* **WORK INSTRUCTIONS**: Write only the number of lines below in which "There" occurs.
Segment Open
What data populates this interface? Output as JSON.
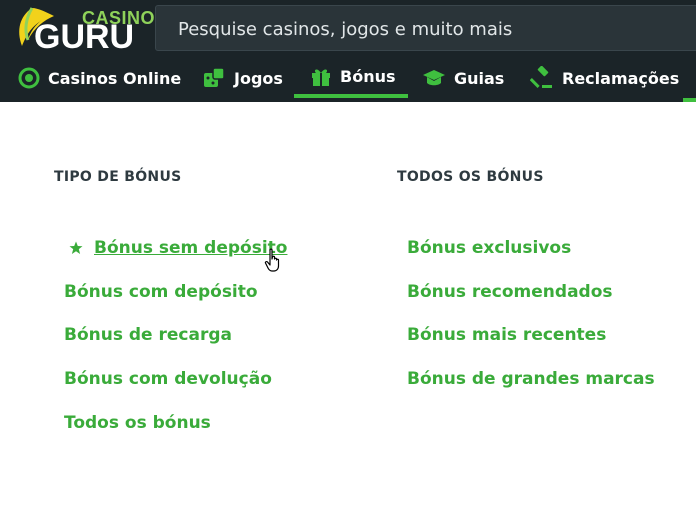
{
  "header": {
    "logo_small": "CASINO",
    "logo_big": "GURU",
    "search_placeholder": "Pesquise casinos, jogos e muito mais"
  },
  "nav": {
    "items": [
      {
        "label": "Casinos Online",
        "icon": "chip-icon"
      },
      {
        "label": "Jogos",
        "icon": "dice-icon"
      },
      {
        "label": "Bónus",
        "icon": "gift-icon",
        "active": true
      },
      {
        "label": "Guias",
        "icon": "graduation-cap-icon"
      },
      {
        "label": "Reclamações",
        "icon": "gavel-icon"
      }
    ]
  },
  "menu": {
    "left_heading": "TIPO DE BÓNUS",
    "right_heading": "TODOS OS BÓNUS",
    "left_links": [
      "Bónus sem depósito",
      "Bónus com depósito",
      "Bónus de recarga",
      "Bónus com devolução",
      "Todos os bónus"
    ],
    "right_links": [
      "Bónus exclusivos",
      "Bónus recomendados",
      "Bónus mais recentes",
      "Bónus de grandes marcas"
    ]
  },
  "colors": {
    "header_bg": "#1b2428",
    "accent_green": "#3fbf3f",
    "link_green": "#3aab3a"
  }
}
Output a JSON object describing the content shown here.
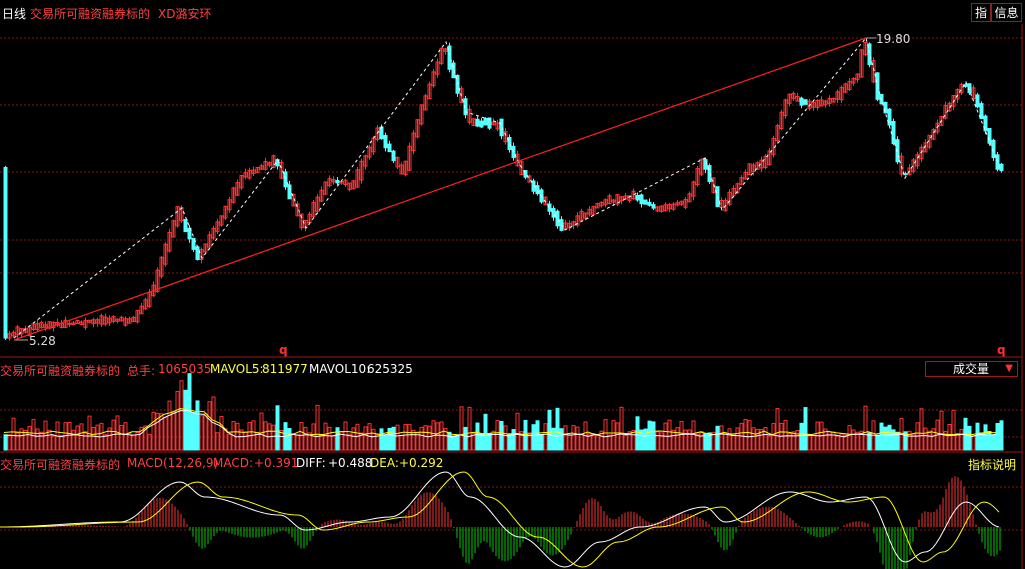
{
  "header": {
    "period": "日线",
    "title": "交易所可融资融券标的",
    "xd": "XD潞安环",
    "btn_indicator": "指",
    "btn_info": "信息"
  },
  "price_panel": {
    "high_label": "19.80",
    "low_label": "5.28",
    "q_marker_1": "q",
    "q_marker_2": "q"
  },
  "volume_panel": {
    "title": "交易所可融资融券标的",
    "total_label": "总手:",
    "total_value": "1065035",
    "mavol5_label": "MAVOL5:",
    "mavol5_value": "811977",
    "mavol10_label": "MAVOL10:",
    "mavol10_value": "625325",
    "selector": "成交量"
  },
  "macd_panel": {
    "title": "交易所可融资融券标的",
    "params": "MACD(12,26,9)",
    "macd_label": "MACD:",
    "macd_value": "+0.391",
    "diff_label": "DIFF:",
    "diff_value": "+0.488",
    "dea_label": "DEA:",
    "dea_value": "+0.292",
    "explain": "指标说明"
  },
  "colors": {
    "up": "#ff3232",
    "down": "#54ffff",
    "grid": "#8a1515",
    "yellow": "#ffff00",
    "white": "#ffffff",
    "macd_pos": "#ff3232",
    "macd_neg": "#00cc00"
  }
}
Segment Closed
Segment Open
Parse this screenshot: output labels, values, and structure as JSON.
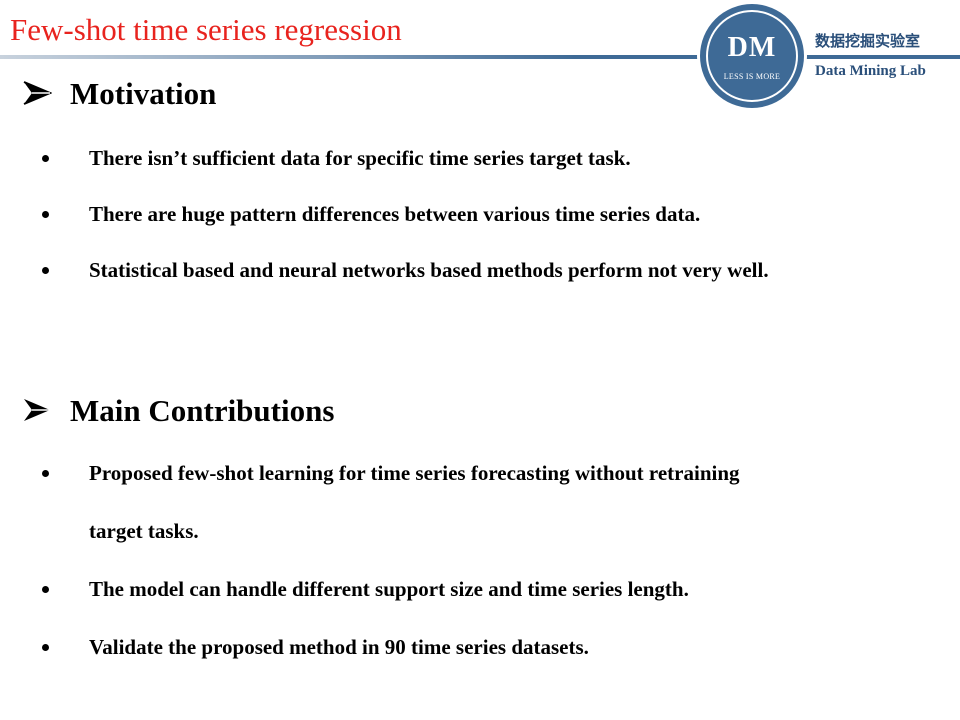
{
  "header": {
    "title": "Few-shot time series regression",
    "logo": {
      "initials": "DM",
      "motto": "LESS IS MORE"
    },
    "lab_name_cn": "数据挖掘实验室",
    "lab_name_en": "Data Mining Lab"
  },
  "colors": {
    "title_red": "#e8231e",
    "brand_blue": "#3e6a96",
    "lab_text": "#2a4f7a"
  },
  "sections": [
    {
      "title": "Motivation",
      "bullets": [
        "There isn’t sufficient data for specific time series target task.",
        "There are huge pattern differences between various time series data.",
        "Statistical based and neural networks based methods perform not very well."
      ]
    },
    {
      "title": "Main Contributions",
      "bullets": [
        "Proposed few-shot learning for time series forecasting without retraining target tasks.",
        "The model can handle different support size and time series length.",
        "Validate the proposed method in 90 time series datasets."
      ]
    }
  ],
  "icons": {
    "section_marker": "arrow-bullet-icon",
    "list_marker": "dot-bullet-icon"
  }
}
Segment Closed
* **EXERCISE RESULT**: 2